Your task
Write out each line from the data below that includes the word "hexhi".
--- Input records Enclosed Below ---
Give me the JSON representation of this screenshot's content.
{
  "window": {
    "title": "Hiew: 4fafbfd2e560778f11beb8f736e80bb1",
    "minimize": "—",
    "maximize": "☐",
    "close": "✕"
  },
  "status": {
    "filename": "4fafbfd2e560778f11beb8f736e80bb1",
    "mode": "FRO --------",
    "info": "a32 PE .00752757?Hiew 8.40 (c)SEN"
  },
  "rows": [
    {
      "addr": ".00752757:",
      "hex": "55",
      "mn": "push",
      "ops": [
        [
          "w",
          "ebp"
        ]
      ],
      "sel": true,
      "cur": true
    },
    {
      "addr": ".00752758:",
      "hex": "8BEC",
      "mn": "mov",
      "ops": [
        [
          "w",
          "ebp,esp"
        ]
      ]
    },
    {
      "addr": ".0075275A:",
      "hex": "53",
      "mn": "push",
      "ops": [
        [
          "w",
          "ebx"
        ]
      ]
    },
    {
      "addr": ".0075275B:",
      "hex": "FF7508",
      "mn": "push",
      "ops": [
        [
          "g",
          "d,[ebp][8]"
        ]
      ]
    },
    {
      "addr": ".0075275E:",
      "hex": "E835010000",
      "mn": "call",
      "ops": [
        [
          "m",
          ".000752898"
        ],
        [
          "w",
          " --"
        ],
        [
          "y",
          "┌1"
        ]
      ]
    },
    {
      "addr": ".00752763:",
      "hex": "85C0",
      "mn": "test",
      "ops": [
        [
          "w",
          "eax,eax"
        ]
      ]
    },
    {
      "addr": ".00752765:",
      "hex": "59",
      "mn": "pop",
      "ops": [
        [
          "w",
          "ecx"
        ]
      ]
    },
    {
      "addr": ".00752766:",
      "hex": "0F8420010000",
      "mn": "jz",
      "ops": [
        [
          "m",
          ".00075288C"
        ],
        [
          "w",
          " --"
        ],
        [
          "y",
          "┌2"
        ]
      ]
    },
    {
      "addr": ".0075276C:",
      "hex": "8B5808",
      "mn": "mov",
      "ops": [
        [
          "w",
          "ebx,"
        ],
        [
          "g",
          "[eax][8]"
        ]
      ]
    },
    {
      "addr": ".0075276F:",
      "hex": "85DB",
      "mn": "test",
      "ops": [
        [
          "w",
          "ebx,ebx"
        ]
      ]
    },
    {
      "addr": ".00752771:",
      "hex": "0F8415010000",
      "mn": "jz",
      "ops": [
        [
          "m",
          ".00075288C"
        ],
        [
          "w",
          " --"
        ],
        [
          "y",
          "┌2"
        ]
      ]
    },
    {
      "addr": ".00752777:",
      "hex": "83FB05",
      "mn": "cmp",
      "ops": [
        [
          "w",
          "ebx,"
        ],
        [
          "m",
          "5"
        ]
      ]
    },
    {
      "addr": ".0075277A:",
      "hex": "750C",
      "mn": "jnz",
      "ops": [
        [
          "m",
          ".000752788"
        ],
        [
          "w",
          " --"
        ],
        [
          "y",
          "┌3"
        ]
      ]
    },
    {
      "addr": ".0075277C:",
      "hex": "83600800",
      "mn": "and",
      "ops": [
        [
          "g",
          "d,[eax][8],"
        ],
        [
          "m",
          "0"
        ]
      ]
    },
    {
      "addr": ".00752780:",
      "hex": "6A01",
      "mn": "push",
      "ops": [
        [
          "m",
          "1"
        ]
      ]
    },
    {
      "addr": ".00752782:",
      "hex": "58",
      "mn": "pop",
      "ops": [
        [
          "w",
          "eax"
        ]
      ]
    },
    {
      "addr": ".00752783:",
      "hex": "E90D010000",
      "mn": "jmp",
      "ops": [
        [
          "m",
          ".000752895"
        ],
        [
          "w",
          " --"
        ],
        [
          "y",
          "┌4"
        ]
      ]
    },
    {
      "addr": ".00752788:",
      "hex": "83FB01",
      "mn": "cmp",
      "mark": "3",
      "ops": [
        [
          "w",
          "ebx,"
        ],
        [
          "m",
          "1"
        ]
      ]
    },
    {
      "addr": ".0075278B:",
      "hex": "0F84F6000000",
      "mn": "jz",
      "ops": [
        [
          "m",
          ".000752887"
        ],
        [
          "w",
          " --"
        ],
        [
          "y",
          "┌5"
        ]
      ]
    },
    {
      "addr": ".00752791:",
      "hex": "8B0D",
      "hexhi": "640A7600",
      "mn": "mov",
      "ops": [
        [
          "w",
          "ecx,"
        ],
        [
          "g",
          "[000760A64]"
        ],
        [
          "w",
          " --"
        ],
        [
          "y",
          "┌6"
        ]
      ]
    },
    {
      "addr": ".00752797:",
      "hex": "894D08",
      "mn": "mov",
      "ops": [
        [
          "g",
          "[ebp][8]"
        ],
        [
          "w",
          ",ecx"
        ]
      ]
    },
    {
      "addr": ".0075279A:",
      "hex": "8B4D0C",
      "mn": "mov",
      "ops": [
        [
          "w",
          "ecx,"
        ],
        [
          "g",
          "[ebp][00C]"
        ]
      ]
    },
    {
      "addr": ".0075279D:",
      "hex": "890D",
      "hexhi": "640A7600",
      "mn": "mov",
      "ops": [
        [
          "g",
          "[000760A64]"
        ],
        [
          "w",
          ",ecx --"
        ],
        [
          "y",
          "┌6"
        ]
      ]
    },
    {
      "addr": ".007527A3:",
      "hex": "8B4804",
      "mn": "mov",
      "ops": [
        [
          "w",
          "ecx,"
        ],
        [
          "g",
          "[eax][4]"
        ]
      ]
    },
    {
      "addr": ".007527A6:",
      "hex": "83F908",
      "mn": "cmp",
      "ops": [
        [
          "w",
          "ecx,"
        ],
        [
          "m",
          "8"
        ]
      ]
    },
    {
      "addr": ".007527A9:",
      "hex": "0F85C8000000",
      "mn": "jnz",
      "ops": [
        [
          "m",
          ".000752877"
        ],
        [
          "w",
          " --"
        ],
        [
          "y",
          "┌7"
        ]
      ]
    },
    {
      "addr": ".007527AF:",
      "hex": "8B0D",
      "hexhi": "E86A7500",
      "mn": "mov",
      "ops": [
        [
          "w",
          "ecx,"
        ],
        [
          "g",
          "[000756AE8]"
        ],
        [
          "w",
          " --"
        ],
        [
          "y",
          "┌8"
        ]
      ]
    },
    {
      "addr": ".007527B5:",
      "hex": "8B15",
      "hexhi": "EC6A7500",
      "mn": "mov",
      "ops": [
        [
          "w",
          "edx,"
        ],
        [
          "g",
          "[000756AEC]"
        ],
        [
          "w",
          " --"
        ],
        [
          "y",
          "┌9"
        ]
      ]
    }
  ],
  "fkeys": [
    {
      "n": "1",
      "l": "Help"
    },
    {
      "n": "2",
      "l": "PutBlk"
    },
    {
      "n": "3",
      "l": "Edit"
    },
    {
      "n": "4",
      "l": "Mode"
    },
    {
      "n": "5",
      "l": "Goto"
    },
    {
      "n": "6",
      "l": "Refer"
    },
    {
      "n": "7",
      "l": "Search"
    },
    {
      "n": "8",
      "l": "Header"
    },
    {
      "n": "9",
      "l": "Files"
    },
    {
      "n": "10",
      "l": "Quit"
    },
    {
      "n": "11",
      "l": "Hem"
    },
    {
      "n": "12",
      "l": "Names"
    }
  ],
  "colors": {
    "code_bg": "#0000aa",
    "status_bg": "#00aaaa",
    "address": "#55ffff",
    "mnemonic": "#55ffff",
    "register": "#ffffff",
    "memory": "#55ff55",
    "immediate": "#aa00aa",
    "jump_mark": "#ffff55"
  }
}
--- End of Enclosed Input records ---
Solution
      "hexhi": "640A7600",
      "hexhi": "640A7600",
      "hexhi": "E86A7500",
      "hexhi": "EC6A7500",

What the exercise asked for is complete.